Problem to work on
Set each line of the data down exactly, please.

Records for processing
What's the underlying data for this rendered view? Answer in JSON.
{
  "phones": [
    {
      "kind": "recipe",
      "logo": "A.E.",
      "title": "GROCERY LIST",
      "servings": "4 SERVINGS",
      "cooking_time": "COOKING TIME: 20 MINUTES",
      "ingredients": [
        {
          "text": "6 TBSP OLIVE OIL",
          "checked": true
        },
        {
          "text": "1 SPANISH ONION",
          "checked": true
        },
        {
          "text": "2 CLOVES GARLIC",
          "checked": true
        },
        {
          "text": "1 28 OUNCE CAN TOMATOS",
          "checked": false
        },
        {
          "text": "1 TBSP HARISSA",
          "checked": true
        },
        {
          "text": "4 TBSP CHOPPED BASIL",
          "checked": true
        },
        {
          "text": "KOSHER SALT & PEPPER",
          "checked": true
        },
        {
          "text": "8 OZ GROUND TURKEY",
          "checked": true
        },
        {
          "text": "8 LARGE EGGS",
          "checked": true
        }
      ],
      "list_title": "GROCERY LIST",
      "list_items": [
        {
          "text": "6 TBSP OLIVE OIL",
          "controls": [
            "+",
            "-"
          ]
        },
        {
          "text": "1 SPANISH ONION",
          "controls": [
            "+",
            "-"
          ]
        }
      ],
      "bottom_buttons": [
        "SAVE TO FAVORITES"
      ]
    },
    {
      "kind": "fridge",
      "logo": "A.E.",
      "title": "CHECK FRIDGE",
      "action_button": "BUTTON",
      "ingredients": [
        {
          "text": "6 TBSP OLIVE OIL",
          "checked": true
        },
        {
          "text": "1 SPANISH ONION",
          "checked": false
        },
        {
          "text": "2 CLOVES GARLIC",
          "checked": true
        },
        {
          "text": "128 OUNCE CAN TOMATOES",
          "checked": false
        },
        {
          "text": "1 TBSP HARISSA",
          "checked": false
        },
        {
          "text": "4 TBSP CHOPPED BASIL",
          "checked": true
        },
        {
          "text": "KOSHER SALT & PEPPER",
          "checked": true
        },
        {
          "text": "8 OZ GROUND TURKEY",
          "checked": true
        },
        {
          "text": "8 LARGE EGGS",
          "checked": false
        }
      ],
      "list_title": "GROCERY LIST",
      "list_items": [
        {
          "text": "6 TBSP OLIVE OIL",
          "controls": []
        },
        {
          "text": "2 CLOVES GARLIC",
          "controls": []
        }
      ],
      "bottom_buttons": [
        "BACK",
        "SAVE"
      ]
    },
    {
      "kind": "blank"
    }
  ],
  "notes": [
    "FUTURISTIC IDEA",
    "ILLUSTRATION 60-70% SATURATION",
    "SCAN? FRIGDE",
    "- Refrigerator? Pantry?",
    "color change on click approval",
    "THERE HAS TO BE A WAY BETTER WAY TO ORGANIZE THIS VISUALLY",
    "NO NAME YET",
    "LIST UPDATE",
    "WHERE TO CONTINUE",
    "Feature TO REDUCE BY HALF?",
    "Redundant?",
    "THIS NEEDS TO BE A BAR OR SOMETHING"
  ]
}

Solution below
What's the underlying data for this rendered view? Answer in JSON.
{
  "phones": [
    {
      "kind": "recipe",
      "logo": "A.E.",
      "title": "GROCERY LIST",
      "servings": "4 SERVINGS",
      "cooking_time": "COOKING TIME: 20 MINUTES",
      "ingredients": [
        {
          "text": "6 TBSP OLIVE OIL",
          "checked": true
        },
        {
          "text": "1 SPANISH ONION",
          "checked": true
        },
        {
          "text": "2 CLOVES GARLIC",
          "checked": true
        },
        {
          "text": "1 28 OUNCE CAN TOMATOS",
          "checked": false
        },
        {
          "text": "1 TBSP HARISSA",
          "checked": true
        },
        {
          "text": "4 TBSP CHOPPED BASIL",
          "checked": true
        },
        {
          "text": "KOSHER SALT & PEPPER",
          "checked": true
        },
        {
          "text": "8 OZ GROUND TURKEY",
          "checked": true
        },
        {
          "text": "8 LARGE EGGS",
          "checked": true
        }
      ],
      "list_title": "GROCERY LIST",
      "list_items": [
        {
          "text": "6 TBSP OLIVE OIL",
          "controls": [
            "+",
            "-"
          ]
        },
        {
          "text": "1 SPANISH ONION",
          "controls": [
            "+",
            "-"
          ]
        }
      ],
      "bottom_buttons": [
        "SAVE TO FAVORITES"
      ]
    },
    {
      "kind": "fridge",
      "logo": "A.E.",
      "title": "CHECK FRIDGE",
      "action_button": "BUTTON",
      "ingredients": [
        {
          "text": "6 TBSP OLIVE OIL",
          "checked": true
        },
        {
          "text": "1 SPANISH ONION",
          "checked": false
        },
        {
          "text": "2 CLOVES GARLIC",
          "checked": true
        },
        {
          "text": "128 OUNCE CAN TOMATOES",
          "checked": false
        },
        {
          "text": "1 TBSP HARISSA",
          "checked": false
        },
        {
          "text": "4 TBSP CHOPPED BASIL",
          "checked": true
        },
        {
          "text": "KOSHER SALT & PEPPER",
          "checked": true
        },
        {
          "text": "8 OZ GROUND TURKEY",
          "checked": true
        },
        {
          "text": "8 LARGE EGGS",
          "checked": false
        }
      ],
      "list_title": "GROCERY LIST",
      "list_items": [
        {
          "text": "6 TBSP OLIVE OIL",
          "controls": []
        },
        {
          "text": "2 CLOVES GARLIC",
          "controls": []
        }
      ],
      "bottom_buttons": [
        "BACK",
        "SAVE"
      ]
    },
    {
      "kind": "blank"
    }
  ],
  "notes": [
    "FUTURISTIC IDEA",
    "ILLUSTRATION 60-70% SATURATION",
    "SCAN? FRIGDE",
    "- Refrigerator? Pantry?",
    "color change on click approval",
    "THERE HAS TO BE A WAY BETTER WAY TO ORGANIZE THIS VISUALLY",
    "NO NAME YET",
    "LIST UPDATE",
    "WHERE TO CONTINUE",
    "Feature TO REDUCE BY HALF?",
    "Redundant?",
    "THIS NEEDS TO BE A BAR OR SOMETHING"
  ]
}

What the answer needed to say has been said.